How to Apply this in Real Life: Taking care of yourself as a person will help you give 100% of yourself as a parent. You will be a healthier and happier person as a parent and in your marriage. Take care of yourself by getting more sleep, eating healthier, exercising, and making time for fun in your life.
You are preparing your teenager to be an adult someday. Don’t you want them to see that being an adult can be fun too? So alongside taking care of yourself, bust out those dance moves in the kitchen, and belt out those tunes in the car. Could it be embarrassing for your teenager? Possibly, but they must see you as an actual person, not only a parent.
Start Positively Parenting your Teenager today!
One of the most important parenting tips to remember is that the teenage years don’t last forever, even if it truly feels that way some days. We have all been there, and we will all have days when it feels like a war with our teenagers.

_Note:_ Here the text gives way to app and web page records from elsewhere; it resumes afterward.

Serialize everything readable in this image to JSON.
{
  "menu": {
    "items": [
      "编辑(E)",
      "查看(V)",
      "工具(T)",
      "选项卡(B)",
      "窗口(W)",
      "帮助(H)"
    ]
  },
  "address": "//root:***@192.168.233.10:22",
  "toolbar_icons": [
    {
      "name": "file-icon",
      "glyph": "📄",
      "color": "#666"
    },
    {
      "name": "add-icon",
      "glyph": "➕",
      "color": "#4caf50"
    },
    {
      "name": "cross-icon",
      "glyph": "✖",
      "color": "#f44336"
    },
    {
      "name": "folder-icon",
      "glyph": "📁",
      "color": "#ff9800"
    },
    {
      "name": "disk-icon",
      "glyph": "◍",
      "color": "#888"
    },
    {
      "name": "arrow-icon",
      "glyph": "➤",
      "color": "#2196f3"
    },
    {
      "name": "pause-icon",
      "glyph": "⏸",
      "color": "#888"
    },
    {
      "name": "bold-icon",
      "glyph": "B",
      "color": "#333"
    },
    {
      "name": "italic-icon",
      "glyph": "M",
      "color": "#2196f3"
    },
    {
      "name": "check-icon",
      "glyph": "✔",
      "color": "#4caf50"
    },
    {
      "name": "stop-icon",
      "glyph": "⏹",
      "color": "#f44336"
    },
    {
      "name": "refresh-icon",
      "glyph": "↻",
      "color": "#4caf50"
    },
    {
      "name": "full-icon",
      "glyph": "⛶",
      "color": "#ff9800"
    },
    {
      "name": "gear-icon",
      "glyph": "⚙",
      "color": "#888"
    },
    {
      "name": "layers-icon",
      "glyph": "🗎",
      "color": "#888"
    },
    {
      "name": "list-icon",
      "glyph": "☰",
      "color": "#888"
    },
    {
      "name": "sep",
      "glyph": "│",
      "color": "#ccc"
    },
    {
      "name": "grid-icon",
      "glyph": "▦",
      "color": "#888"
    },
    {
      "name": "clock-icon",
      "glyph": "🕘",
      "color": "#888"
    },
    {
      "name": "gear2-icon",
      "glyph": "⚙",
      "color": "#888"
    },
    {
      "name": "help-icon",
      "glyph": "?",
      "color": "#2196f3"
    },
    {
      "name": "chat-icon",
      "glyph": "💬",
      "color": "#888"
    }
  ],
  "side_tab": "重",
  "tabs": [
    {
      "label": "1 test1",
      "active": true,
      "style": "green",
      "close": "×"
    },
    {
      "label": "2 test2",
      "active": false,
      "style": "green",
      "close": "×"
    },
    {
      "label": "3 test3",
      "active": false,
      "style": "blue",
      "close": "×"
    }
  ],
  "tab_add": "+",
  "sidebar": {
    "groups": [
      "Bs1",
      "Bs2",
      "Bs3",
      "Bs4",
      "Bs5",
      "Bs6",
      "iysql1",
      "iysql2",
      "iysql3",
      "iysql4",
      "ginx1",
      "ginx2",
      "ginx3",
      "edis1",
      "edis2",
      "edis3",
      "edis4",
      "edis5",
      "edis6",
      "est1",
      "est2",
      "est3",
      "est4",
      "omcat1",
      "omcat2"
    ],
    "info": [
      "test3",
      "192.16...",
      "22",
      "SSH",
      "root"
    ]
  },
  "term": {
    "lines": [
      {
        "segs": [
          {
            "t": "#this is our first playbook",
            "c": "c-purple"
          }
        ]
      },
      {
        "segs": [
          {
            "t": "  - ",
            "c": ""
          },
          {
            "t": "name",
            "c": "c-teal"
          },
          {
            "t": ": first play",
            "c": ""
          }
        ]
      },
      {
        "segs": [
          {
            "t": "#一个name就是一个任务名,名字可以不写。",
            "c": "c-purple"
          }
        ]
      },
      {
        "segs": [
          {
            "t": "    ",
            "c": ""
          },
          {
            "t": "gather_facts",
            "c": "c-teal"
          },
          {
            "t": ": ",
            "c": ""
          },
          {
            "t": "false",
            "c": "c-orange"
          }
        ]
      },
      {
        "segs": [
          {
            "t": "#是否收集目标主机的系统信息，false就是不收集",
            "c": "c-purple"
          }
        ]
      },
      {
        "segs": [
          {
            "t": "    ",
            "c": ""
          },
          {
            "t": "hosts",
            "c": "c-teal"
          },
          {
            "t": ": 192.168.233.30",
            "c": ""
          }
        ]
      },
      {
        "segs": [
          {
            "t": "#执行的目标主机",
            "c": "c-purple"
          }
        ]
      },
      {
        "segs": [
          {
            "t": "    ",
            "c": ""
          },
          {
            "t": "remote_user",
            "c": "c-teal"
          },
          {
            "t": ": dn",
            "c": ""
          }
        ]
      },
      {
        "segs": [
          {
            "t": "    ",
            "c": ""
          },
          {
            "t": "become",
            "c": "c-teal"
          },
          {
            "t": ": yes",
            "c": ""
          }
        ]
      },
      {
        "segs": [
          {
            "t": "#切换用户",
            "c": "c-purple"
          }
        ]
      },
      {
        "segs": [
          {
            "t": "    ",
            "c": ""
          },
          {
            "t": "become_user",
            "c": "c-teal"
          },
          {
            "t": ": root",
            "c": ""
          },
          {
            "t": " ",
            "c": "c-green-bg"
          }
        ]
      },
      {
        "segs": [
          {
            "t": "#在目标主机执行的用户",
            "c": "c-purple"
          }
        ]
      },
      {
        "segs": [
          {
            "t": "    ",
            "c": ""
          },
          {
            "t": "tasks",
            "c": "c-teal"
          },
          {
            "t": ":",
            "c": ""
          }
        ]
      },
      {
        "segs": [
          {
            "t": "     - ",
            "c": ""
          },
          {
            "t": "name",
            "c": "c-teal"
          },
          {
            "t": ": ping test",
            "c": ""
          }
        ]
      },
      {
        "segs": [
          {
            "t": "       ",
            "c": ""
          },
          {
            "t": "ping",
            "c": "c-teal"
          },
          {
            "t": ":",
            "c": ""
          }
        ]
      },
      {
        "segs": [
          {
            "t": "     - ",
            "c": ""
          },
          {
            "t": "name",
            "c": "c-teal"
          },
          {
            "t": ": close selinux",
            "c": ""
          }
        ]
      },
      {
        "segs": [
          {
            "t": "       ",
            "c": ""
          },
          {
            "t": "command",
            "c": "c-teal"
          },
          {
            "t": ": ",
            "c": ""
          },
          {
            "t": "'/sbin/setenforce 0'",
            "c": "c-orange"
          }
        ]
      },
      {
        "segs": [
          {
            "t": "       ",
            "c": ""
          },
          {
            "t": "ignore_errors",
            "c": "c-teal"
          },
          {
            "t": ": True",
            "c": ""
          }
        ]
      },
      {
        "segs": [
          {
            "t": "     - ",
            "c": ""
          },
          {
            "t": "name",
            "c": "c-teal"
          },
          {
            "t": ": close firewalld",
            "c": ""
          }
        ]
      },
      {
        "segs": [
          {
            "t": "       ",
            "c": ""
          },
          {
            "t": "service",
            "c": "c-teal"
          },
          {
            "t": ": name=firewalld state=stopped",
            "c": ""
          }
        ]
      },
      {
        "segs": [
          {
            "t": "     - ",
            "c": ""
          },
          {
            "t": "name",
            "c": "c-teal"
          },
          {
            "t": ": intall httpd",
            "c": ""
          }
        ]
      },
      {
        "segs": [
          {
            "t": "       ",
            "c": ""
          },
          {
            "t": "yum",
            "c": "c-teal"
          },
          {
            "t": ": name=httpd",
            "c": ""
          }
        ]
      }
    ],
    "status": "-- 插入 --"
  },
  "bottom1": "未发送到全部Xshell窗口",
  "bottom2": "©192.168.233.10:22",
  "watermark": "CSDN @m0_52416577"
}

The good news is that tomorrow is always a new day to try again. We can learn to transform our so-so parenting skills into good parenting– even GREAT parenting! So, hang in there! You and your child might someday look back on this teenage experience and think, “Wow, what a great ride!”
Ahmann, E. (2002). Promoting positive parenting: An annotated bibliography. Pediatric nursing, 28(4), 382
CE positive parenting strategies – onlineceucredit.
Faber, A., Mazlish, E., & Coe, K. A. (2016). How to talk so teens will listen & listen so teens will talk. William Morrow.
Jensen, F. (2016). The Teenage brain. Harpercollins Canada.
The love language™ quiz. Discover Your Love Language – The 5 Love Languages®.
Nelsen, J., & Lott, L. (2012). Positive discipline for teenagers: Empowering your teens and yourself through kind and firm parenting. Three Rivers Press.
Moore, K. A., Guzman, L., Hair, E., Lippman, L., & Garrett, S. (2004). Parent-teen relationships and interactions: Far more positive than not. Child trends, 25(1), 1-8.